The IRS isn’t looking to settle your tax debt for pennies on the dollar. You must be financially desperate to pay the IRS. Putting off the issue will only make it worse. The fastest way to eliminate tax debt is to get on a payment plan and start paying it off. By taking action today, you can reduce the amount of stress you feel as well as get rid of the debt. With a payment plan, you can pay off your tax debt while still enjoying the benefits of financial stability.

While you may be able to work out an agreement that allows you to pay a small portion of your debt each month, you must ensure that you have enough money to meet this payment. If you don’t pay your debt in full, you’ll continue accruing interest and late penalties. If you don’t make payments on time, the IRS may file a lien against your property and show up on your credit reports. Additionally, if you expect to get a refund, it will be applied to your unpaid past-due taxes. In addition to offering more flexible payment plans, the IRS’s Fresh Start Initiative has expanded the eligibility requirements for offers in compromise and installment agreements.

The penalties for missing the tax deadline can be substantial, and can reach 25% of the balance. It’s best to pay as much of the estimated tax as you can by April, and then file for an extension if you can. Once you get an extension, you can choose a long-term payment plan, which is also known as an installment agreement. Unfortunately, this option is not always feasible, as penalties can add up to the total debt. It’s also possible to get into debt if you have less than $50,000.

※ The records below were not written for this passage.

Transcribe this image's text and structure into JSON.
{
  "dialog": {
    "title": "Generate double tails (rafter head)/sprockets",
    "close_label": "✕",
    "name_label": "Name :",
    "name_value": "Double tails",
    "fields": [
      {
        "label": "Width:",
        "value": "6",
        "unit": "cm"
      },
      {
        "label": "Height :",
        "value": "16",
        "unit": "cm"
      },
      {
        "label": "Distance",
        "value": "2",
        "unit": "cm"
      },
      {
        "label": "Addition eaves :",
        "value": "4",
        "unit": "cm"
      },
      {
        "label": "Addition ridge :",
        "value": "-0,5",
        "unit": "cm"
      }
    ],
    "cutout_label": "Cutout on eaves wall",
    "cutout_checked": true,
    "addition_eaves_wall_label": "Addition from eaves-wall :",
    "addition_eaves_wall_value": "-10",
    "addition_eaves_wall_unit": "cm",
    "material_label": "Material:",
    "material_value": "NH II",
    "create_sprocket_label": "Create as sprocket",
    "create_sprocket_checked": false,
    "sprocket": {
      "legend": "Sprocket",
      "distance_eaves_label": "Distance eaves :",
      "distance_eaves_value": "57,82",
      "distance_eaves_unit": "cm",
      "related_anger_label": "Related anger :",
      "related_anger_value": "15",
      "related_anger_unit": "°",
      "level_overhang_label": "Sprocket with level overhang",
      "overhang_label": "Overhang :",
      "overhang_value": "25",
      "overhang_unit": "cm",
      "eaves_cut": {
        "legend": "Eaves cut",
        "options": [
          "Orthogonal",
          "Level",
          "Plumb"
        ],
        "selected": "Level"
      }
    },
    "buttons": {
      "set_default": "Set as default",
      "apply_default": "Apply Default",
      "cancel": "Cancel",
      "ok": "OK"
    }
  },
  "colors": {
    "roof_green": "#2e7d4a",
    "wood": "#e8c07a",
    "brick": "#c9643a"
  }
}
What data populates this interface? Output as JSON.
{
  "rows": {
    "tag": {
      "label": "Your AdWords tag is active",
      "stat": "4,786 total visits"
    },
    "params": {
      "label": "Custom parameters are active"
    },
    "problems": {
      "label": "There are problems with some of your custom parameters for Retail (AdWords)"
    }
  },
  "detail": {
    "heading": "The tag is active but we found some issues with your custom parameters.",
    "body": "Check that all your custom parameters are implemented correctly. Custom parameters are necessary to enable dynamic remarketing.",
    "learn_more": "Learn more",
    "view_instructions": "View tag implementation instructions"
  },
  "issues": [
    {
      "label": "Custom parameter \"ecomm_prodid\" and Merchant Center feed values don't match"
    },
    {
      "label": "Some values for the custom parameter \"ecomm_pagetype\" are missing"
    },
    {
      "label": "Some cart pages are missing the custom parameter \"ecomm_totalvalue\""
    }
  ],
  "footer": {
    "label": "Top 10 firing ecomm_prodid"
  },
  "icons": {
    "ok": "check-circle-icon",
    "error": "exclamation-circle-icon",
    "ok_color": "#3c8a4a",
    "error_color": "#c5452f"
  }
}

If you’re filing for bankruptcy, you’ll have to file your tax returns for the past two years. That means that if you’re filing for bankruptcy after you filed late, you’ve filed a false return. The IRS won’t be able to eliminate the tax debt in this way. Furthermore, you’ll have to wait for 240 days before filing for bankruptcy. This is a very long time. If you’re going to file for bankruptcy, it’s important to file your tax returns on time, so they are on record.